If you plan to go out and explore what your vacation spot has to offer, then that’s a different story. But filling your agenda with plans to soak up the rays, play sports, eat good food and drink margaritas means you can save money by enjoying the heat closer to home. Another alternative is to take a short weekend trip, which is just enough to give you a few days away from everyday life.
Don’t go travelling during Canadian holiday periods, as prices are higher then. If the cost for going somewhere is $1,000 during the first week in August, see if you can wait to go until the last week in September, when the kids are back in school and prices tend to drop. The other advantage of travelling off-season is that you won’t have to contend with crowds of other vacationers.
Last-minute deals online
You don’t really need to stay at a five-star hotel, as you’ll be there for only a short duration. A clean, basic room with towels and a full bathroom is more than enough for any savvy traveller. I’ve only ever used a hotel to sleep in. I didn’t take photos of my hotel room; I wanted to get out and see the surroundings. Staying at a three-star hotel means not paying an arm and a leg, and you can find many deals for such hotels online.
Skip the travel agent
I’ve never used a travel agent to plan my trips, as that requires paying agent fees. I’ve always just booked online or over the phone. If you do enough research, then you won’t need the services of a travel agent. You can find pictures of the hotels and resorts online. Besides, you should never plan your vacation based on just one person’s recommendation. Their idea of a holiday might be completely different from yours. When you search online, you’ll find plenty of reviews from other travellers, which can give you a better idea about the place you’re considering spending your holiday.
Going over budget
Give yourself some budget room for unexpected extras. I’ve sometimes spent more than my budget allowed because some things were too good to pass up. Having a once-in-a-lifetime experience — such as taking a plane ride around Mount Everest, something I hadn’t planned but which fell into my lap, so I jumped on the opportunity — is always money well spent. Don’t have regrets; make memories that will last a lifetime.
Some people save cash by backpacking, and if that’s your thing, go for it. But be warned that this is more of a physical type of holiday, with no creature comforts. Don’t expect to get room service or a shower each day, depending on where you’re travelling. For some travel nerds, backpacking gives them a sense of freedom, one that’s worth the hard edges that come with roughing it.
Using public transportation rather than renting a car or tour guide is a smart way to get around town without costing you more than anticipated. There is an inherent fun about finding your way around and learning as you go, if that’s the type of person you are.
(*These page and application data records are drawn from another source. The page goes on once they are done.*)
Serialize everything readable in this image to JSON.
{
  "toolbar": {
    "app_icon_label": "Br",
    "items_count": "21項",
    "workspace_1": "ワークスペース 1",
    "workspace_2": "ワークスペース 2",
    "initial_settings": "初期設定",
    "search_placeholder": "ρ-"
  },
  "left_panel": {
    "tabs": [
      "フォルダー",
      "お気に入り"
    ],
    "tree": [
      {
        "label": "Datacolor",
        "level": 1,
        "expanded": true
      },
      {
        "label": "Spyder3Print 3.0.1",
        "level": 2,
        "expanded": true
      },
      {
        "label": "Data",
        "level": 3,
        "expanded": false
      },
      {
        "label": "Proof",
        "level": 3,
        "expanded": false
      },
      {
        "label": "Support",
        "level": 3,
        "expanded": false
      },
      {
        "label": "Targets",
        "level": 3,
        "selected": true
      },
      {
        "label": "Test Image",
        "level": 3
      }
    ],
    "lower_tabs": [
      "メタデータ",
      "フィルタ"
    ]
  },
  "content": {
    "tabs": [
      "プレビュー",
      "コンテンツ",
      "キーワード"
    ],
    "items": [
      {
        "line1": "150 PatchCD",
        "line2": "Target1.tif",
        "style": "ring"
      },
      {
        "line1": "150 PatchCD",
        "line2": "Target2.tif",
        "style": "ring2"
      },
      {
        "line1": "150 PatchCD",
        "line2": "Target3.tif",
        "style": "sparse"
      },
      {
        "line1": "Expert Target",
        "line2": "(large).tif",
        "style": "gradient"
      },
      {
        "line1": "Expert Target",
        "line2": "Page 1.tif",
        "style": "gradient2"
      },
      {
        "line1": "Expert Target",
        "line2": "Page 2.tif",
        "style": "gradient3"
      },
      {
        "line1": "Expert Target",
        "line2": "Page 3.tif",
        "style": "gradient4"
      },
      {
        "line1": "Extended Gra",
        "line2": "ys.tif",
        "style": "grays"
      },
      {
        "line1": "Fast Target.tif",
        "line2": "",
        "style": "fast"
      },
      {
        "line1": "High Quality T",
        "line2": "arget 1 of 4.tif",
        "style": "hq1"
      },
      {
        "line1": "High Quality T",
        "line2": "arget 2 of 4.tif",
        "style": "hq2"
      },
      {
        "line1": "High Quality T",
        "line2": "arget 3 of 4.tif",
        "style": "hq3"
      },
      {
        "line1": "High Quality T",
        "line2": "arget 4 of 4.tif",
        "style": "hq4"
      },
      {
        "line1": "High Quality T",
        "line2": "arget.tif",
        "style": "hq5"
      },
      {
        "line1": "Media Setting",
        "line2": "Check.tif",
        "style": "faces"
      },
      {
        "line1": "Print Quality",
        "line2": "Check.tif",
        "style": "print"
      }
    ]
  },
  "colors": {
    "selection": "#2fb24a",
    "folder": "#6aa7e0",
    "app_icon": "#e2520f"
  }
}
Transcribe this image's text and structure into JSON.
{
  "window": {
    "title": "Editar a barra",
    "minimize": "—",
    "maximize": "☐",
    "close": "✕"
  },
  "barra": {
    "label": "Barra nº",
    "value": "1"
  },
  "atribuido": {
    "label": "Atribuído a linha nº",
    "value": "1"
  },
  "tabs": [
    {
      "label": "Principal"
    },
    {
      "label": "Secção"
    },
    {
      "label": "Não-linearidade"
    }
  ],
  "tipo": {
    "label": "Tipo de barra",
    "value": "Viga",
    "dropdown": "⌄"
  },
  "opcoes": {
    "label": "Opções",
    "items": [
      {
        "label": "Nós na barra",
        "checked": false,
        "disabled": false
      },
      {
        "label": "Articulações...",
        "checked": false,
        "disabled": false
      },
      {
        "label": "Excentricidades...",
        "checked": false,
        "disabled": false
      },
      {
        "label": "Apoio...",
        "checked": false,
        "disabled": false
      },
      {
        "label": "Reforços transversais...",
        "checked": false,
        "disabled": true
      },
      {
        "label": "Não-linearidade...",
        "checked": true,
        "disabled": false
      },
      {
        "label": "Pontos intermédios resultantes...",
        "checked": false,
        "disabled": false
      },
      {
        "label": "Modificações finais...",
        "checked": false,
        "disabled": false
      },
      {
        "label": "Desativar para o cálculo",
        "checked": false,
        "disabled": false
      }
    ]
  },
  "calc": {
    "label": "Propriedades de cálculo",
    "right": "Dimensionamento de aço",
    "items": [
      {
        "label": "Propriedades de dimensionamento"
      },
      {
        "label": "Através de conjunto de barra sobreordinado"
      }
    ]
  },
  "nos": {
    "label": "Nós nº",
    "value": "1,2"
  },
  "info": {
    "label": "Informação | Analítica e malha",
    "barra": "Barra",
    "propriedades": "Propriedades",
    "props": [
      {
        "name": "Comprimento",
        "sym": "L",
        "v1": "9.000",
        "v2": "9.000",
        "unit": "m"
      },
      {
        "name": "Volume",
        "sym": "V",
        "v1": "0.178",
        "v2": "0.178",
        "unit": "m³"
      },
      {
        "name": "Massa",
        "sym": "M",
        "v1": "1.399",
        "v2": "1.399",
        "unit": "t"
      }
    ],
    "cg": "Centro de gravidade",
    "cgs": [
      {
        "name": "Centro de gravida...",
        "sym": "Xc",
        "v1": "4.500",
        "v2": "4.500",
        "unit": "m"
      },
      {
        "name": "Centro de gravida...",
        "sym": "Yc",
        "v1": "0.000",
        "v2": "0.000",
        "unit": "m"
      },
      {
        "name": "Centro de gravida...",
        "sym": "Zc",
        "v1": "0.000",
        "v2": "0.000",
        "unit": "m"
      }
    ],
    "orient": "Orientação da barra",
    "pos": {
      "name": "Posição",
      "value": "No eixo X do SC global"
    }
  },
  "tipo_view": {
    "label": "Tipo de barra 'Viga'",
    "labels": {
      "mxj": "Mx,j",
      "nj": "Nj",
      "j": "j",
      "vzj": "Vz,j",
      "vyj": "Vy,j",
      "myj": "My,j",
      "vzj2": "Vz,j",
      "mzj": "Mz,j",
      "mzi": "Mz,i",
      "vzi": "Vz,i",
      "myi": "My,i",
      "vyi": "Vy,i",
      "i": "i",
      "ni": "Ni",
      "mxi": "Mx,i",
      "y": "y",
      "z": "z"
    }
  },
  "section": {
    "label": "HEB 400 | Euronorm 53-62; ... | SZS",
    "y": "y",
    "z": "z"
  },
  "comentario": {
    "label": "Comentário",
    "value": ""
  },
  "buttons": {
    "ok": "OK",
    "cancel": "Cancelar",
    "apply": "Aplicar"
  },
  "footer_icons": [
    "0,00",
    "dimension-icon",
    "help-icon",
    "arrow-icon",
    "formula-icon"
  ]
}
Staying in youth hostels, which bunk about eight people per room, might run you $10 a night and is a frugal way to travel.
Going on holiday doesn’t have to be overwhelming if you take the proper steps to make your dream getaway memorable and budget-friendly. Start the process early, and remember that a trip worth planning is a trip worth enjoying, even on the smallest of budgets.